The next dive we pushed further into the cave. Jeff and I returned again, this time with a stage. After all of the talk of Middle Earth, I was finally going to see it for myself. We passed the Beach, it was just as cool this time as it was last time. We followed the line to the right and dropped straight down the pit. The walls here are dark and the passage is huge. We hit “Grand Central” and went left. We did a slight adjustment to the line and continued on. Soon we were at the Balcony. The ceiling was ~200’ and the floor was a hundred feet away. I peered off the balcony shining a 21w HID into the blackness. It was nothing but Black and Blue for as far as I could see. We dropped down and peered into the cavern zone of the River Alph Tunnel. Visibility improved, it was inviting. Maybe it was a narcosis buzz, or maybe it was the sheer size of the cave, but I did not want to go. Deco cranks up and air goes fast at those depths, so we could not stay long. The trip out was fine, and deco in the solution tube was… cozy.
I would love to get back and cruise around Middle Earth on a scooter. It is a 1000’ circuit to loop the room.
Now that I was familiar with the system I was invited to participate in the Exploration. I do not have a rebreather, or the experience of the other guys, but I assisted the best I could. I did a series of dives to place deco bottles at the beach, the sand chute, the end of the 50’ area, and the Staging room.

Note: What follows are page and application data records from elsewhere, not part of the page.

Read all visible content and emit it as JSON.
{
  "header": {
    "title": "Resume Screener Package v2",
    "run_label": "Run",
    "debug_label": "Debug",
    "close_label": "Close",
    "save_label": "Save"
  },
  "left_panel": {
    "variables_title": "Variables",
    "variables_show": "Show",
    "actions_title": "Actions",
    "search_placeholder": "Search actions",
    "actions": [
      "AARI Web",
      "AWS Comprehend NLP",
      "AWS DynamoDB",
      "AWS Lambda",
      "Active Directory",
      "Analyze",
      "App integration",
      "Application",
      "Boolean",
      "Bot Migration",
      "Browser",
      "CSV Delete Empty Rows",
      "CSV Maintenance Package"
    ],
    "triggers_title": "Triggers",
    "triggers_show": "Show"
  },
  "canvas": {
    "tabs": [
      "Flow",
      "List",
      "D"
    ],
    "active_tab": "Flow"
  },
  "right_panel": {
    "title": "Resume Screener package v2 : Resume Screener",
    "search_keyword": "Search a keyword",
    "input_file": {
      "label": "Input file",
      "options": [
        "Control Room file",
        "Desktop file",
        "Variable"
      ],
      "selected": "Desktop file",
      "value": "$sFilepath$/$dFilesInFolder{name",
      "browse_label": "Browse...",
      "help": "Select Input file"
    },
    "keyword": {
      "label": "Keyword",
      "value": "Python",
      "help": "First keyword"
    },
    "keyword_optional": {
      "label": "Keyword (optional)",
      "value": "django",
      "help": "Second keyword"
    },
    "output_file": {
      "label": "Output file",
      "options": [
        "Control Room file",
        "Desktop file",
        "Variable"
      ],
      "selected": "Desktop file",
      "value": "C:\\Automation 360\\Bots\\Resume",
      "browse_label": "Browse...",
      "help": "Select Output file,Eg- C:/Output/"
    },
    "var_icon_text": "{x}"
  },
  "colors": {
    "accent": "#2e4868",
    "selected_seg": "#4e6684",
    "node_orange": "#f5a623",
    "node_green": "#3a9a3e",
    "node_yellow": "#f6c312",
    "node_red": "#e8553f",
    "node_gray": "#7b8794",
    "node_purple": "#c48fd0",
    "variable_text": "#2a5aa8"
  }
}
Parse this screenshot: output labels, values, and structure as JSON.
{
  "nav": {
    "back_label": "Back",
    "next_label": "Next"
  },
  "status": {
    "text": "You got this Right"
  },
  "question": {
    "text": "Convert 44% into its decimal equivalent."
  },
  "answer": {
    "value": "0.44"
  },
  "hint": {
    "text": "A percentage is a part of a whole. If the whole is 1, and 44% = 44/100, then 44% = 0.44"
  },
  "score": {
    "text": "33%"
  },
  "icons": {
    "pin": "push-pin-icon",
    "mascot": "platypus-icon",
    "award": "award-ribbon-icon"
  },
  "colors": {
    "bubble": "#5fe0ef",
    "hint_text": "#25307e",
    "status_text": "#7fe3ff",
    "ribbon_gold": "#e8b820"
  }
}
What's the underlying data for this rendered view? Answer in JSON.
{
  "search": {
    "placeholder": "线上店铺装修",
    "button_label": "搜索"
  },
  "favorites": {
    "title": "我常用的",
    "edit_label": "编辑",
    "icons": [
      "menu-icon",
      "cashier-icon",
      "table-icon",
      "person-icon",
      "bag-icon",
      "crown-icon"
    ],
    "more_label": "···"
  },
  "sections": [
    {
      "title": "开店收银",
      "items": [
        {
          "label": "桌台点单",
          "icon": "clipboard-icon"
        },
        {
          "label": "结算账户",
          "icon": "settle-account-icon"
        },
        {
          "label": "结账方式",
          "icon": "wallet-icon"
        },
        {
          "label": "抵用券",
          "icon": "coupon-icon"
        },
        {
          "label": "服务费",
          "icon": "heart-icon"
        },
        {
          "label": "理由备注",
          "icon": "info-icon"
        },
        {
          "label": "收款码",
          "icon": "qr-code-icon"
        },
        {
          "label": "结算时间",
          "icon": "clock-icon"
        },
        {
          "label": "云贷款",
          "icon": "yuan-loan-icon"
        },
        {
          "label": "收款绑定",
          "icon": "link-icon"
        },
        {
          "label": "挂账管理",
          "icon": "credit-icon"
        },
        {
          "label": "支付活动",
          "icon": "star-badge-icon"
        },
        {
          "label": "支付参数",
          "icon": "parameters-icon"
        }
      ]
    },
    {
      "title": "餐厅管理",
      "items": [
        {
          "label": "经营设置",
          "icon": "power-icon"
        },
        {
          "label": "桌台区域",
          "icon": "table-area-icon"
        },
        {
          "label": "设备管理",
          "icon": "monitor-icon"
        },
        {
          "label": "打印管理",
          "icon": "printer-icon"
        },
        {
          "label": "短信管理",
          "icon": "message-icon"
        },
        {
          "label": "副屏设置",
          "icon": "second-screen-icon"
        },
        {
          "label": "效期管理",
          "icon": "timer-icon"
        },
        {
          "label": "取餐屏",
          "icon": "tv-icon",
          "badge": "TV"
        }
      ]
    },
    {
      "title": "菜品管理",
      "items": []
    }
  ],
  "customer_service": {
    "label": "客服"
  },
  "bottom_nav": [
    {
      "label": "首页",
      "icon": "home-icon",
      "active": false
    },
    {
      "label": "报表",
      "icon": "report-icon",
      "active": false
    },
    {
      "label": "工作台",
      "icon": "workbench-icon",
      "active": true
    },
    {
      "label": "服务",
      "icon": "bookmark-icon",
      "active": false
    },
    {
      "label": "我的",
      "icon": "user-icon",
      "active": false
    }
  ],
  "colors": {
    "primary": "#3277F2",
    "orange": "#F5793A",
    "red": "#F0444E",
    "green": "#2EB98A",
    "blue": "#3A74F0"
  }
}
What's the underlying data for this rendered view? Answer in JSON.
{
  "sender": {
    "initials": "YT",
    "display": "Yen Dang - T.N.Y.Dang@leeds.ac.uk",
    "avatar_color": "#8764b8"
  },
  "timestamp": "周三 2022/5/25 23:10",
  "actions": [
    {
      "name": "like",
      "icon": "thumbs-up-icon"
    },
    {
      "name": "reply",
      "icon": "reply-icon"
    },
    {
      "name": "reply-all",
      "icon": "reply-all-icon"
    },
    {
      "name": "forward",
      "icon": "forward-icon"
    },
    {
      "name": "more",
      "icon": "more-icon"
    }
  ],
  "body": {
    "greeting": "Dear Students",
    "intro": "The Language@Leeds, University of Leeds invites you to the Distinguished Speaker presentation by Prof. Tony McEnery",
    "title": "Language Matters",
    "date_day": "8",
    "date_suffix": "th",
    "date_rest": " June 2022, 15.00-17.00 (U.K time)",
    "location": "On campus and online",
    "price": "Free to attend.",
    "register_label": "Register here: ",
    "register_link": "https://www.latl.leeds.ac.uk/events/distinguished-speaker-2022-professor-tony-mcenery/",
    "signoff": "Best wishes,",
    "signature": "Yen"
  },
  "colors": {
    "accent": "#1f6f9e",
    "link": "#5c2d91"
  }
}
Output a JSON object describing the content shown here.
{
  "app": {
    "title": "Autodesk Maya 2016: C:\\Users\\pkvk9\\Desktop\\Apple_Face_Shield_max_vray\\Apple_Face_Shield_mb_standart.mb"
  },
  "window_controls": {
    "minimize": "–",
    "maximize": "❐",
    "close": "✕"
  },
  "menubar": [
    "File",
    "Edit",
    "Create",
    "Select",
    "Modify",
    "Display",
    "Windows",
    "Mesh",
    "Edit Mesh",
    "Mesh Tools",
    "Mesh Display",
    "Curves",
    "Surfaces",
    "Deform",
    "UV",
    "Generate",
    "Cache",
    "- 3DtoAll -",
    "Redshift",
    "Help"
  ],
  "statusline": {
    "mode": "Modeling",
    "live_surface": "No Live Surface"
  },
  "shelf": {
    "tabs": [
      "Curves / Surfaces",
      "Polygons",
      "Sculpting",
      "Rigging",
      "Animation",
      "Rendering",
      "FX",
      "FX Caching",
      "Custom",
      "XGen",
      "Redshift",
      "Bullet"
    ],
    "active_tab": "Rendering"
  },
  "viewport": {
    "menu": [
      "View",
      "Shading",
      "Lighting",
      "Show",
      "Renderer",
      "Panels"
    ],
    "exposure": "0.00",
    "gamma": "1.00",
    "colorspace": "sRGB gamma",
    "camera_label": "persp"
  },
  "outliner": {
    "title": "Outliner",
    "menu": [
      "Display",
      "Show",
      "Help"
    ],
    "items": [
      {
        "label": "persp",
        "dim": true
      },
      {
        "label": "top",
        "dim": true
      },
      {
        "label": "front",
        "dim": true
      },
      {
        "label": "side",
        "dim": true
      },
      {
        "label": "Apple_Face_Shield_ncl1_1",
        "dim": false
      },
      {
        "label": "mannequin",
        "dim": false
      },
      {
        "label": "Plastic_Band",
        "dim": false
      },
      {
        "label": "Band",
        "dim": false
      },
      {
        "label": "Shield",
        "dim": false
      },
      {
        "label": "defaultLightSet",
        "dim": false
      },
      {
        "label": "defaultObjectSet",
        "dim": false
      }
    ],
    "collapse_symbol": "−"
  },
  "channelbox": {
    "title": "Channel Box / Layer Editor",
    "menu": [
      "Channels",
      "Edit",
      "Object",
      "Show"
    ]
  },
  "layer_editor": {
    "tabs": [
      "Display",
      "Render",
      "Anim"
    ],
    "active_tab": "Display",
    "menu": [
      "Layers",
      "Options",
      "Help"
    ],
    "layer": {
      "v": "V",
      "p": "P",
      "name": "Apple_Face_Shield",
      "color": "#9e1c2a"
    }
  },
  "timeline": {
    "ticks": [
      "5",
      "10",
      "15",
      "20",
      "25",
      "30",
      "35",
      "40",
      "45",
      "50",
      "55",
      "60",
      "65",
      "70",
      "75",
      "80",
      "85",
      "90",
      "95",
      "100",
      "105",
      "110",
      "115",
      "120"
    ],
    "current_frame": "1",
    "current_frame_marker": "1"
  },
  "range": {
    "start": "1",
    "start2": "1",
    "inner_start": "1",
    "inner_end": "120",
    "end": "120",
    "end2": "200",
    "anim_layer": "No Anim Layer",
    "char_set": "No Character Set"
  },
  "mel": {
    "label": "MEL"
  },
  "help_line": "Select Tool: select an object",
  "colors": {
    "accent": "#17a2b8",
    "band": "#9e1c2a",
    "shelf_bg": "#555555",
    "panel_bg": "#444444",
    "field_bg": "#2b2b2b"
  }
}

Brett Hemphill and Andy Pitkin did the push dive. They entered the water with their rebreathers, bailout bottles, scooters, the radio locator, and a load of knotted line. Their goal was to push the Alph tunnel at a depth of 300’+ and *maybe* connect it to Weeki. Their dive went smooth; they placed a radio locator transmitter at the old EOL in Twin Dees. They then added over 700’ of new line and surveyed it. Mike Poucher was standing ready on the surface, as soon as the radio locator was turned on he began to hone in on it. He had to tromp through some thick underbrush and ankle deep water, but he quickly found the spot.
For the next 10 hours or so, Mike and I hung out on the surface waiting for Brett and Andy to return. After 5 hours be finally saw bubbles, they had made it back to their 40’ stop. It would be another 5 hours to get them from 40’ to the surface. Mike and I lugged extra tanks and scooters out of the cave, and made sure the guys were safe. It turned out to be a 12 hour dive and was safe and productive.
After Andy crunched all of the survey data it appears that The Dead Marshes Tunnel in Weeki was heading straight toward Middle Earth. Jeff and Andy did a dive and found a tunnel leaving Middle Earth and heading straight at Weeki. A connection was imminent.
Jeff and I had the privilege to push this tunnel. Unfortunately gear issues slowed us down and by the time we reached the end of their line we were close to turning. We spooled out another 70’ of line, and saw breakdown and turned. We tied in the two lines, Far Earth to Moria, and I got to see virgin Twin Dee’s! It was a great dive.
They are planning yet another big dive in the next few weeks; it will be interesting to see what they find!